I furrowed my brow. "Don't you mean 'believes in the Easter Bunny and writes to Santa Claus'?"

He shook his head. "Santa only brings presents," he said, "but the Easter Bunny hands out Reese's Peanut Butter Eggs."

I nodded. "Always go for the chocolate. Excellent motive, Mr. Dolan. And about this Rockford business?"

Try as he might, Jimmy wasn't going to evade me this time.

"I asked for it," he said.

"By mouthing off?"

"No," he said, "literally. I asked for the assignment."

"You wanted to come to Rockford? Honestly?"

Jimmy chuckled again. "Guilty as charged. It was for Kate, you see."

I smiled, but my lips were scraped tight against my teeth. Kate again.

"Chicago was a little too big for her," he said. "She's from a small town, and she was used to knowing everyone's family."

"That must have been tough in Chicago."

"Yeah. I thought Rockford might be more her size."

"And is it?"

He smiled again. "I met you. No complaints."

"And Kate?"

"She's gotten to know everyone in our building already," he said. "It's only a six-flat, but that's a beginning."

"Is she homesick?"

Again, he smiled. "Sometimes, but she calls her Mum every week and chats for an hour. We got a special deal on overseas calls."

"Ah," I said. "And how are things in the old homeland?"

Jimmy waxed poetic about Kate and her family across the ocean while I finished my meal. It was almost as if he was a member of Kate's family, I thought. Then it hit me again—the awful truth—he was a member of Kate's family. Church ceremony or no, he'd married into the family.

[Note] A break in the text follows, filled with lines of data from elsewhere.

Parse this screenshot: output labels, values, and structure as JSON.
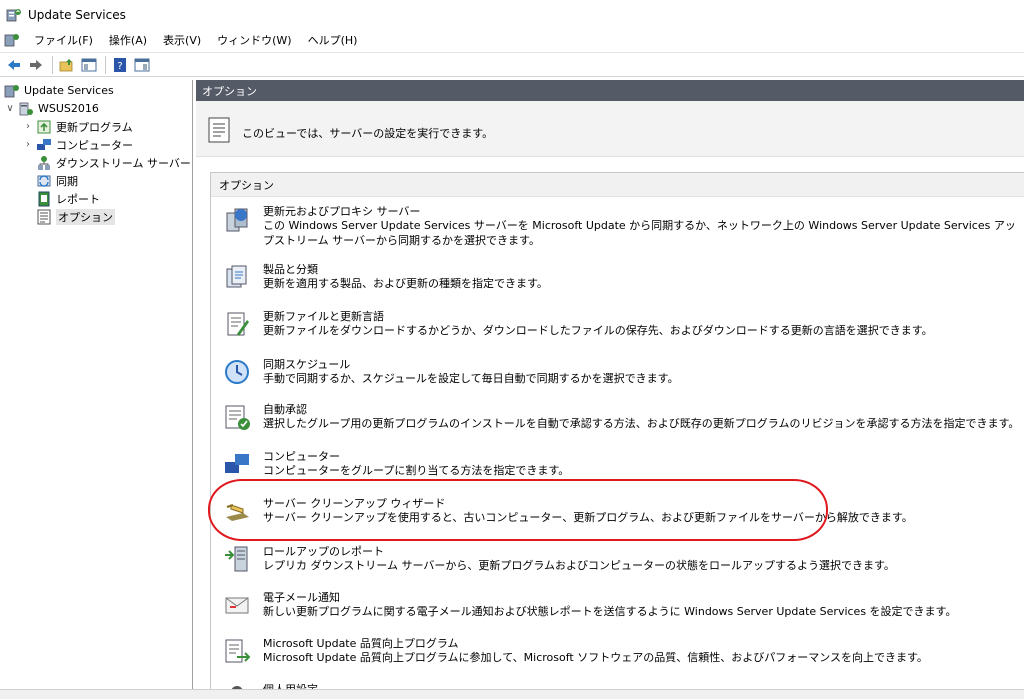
{
  "window": {
    "title": "Update Services"
  },
  "menu": [
    "ファイル(F)",
    "操作(A)",
    "表示(V)",
    "ウィンドウ(W)",
    "ヘルプ(H)"
  ],
  "toolbar": {
    "buttons": [
      "back-icon",
      "forward-icon",
      "up-folder-icon",
      "show-hide-tree-icon",
      "help-icon",
      "action-pane-icon"
    ]
  },
  "tree": {
    "root": "Update Services",
    "server": "WSUS2016",
    "items": [
      {
        "label": "更新プログラム",
        "expandable": true,
        "icon": "updates-icon"
      },
      {
        "label": "コンピューター",
        "expandable": true,
        "icon": "computers-icon"
      },
      {
        "label": "ダウンストリーム サーバー",
        "expandable": false,
        "icon": "downstream-icon"
      },
      {
        "label": "同期",
        "expandable": false,
        "icon": "sync-icon"
      },
      {
        "label": "レポート",
        "expandable": false,
        "icon": "report-icon"
      },
      {
        "label": "オプション",
        "expandable": false,
        "icon": "options-icon",
        "selected": true
      }
    ]
  },
  "main": {
    "header": "オプション",
    "description": "このビューでは、サーバーの設定を実行できます。",
    "section_title": "オプション",
    "options": [
      {
        "title": "更新元およびプロキシ サーバー",
        "desc": "この Windows Server Update Services サーバーを Microsoft Update から同期するか、ネットワーク上の Windows Server Update Services アップストリーム サーバーから同期するかを選択できます。",
        "icon": "proxy-server-icon"
      },
      {
        "title": "製品と分類",
        "desc": "更新を適用する製品、および更新の種類を指定できます。",
        "icon": "products-icon"
      },
      {
        "title": "更新ファイルと更新言語",
        "desc": "更新ファイルをダウンロードするかどうか、ダウンロードしたファイルの保存先、およびダウンロードする更新の言語を選択できます。",
        "icon": "update-files-icon"
      },
      {
        "title": "同期スケジュール",
        "desc": "手動で同期するか、スケジュールを設定して毎日自動で同期するかを選択できます。",
        "icon": "sync-schedule-icon"
      },
      {
        "title": "自動承認",
        "desc": "選択したグループ用の更新プログラムのインストールを自動で承認する方法、および既存の更新プログラムのリビジョンを承認する方法を指定できます。",
        "icon": "auto-approval-icon"
      },
      {
        "title": "コンピューター",
        "desc": "コンピューターをグループに割り当てる方法を指定できます。",
        "icon": "computers-option-icon"
      },
      {
        "title": "サーバー クリーンアップ ウィザード",
        "desc": "サーバー クリーンアップを使用すると、古いコンピューター、更新プログラム、および更新ファイルをサーバーから解放できます。",
        "icon": "cleanup-wizard-icon"
      },
      {
        "title": "ロールアップのレポート",
        "desc": "レプリカ ダウンストリーム サーバーから、更新プログラムおよびコンピューターの状態をロールアップするよう選択できます。",
        "icon": "rollup-icon"
      },
      {
        "title": "電子メール通知",
        "desc": "新しい更新プログラムに関する電子メール通知および状態レポートを送信するように Windows Server Update Services を設定できます。",
        "icon": "email-icon"
      },
      {
        "title": "Microsoft Update 品質向上プログラム",
        "desc": "Microsoft Update 品質向上プログラムに参加して、Microsoft ソフトウェアの品質、信頼性、およびパフォーマンスを向上できます。",
        "icon": "ceip-icon"
      },
      {
        "title": "個人用設定",
        "desc": "",
        "icon": "personalization-icon"
      }
    ]
  },
  "colors": {
    "header_bg": "#555b66",
    "highlight": "#e0191f"
  }
}
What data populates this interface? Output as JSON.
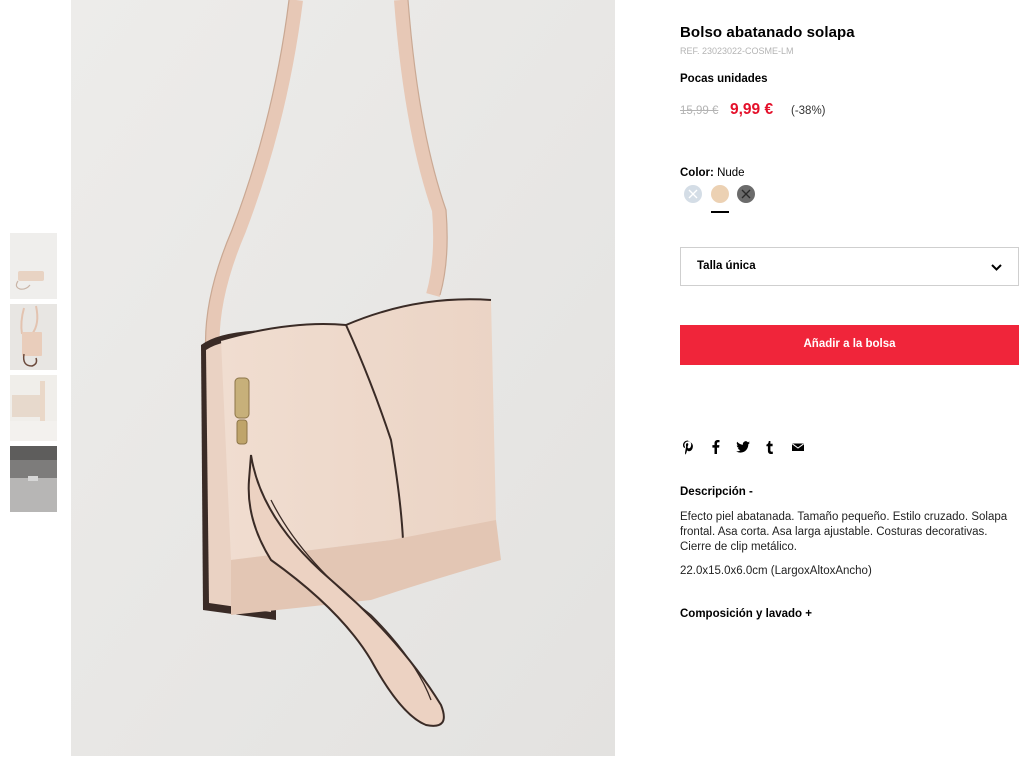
{
  "product": {
    "title": "Bolso abatanado solapa",
    "ref": "REF. 23023022-COSME-LM",
    "stock": "Pocas unidades",
    "old_price": "15,99 €",
    "new_price": "9,99 €",
    "discount": "(-38%)",
    "price_color": "#e4102a"
  },
  "color": {
    "label": "Color:",
    "selected": "Nude",
    "swatches": [
      {
        "name": "light-blue",
        "hex": "#d4dde6",
        "available": false
      },
      {
        "name": "nude",
        "hex": "#ecd1b3",
        "available": true,
        "selected": true
      },
      {
        "name": "grey",
        "hex": "#6b6b6b",
        "available": false
      }
    ]
  },
  "size": {
    "selected": "Talla única"
  },
  "cart": {
    "add_label": "Añadir a la bolsa",
    "button_color": "#f0253a"
  },
  "share": {
    "icons": [
      "pinterest-icon",
      "facebook-icon",
      "twitter-icon",
      "tumblr-icon",
      "email-icon"
    ]
  },
  "description": {
    "title": "Descripción -",
    "text": "Efecto piel abatanada. Tamaño pequeño. Estilo cruzado. Solapa frontal. Asa corta. Asa larga ajustable. Costuras decorativas. Cierre de clip metálico.",
    "dimensions": "22.0x15.0x6.0cm (LargoxAltoxAncho)"
  },
  "composition": {
    "title": "Composición y lavado +"
  }
}
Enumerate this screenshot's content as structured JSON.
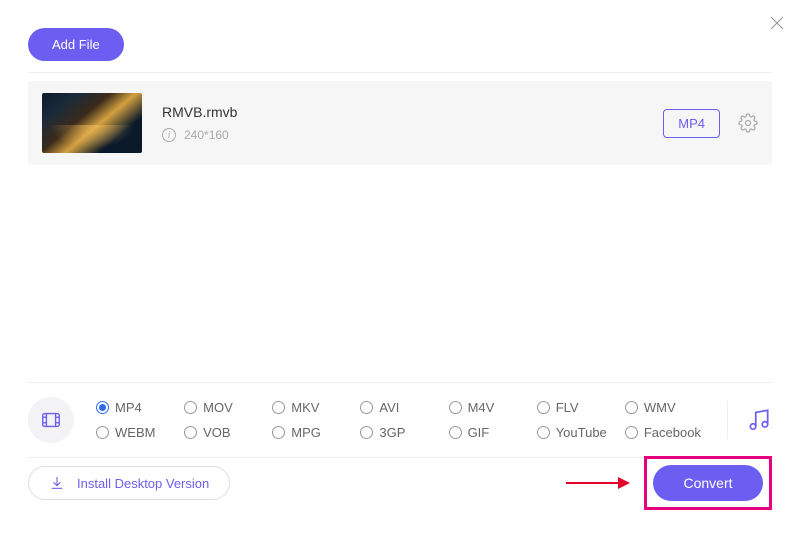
{
  "toolbar": {
    "add_file_label": "Add File"
  },
  "file": {
    "name": "RMVB.rmvb",
    "dimensions": "240*160",
    "output_format_label": "MP4"
  },
  "formats": {
    "selected": "MP4",
    "row1": [
      "MP4",
      "MOV",
      "MKV",
      "AVI",
      "M4V",
      "FLV",
      "WMV"
    ],
    "row2": [
      "WEBM",
      "VOB",
      "MPG",
      "3GP",
      "GIF",
      "YouTube",
      "Facebook"
    ]
  },
  "footer": {
    "install_label": "Install Desktop Version",
    "convert_label": "Convert"
  },
  "colors": {
    "accent": "#6b5ef0",
    "highlight": "#e4007f",
    "arrow": "#e4002b"
  }
}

And if you looked at things in the right kind of way, I was the home wrecker.

Death and the MotherlodeWhere stories live. Discover now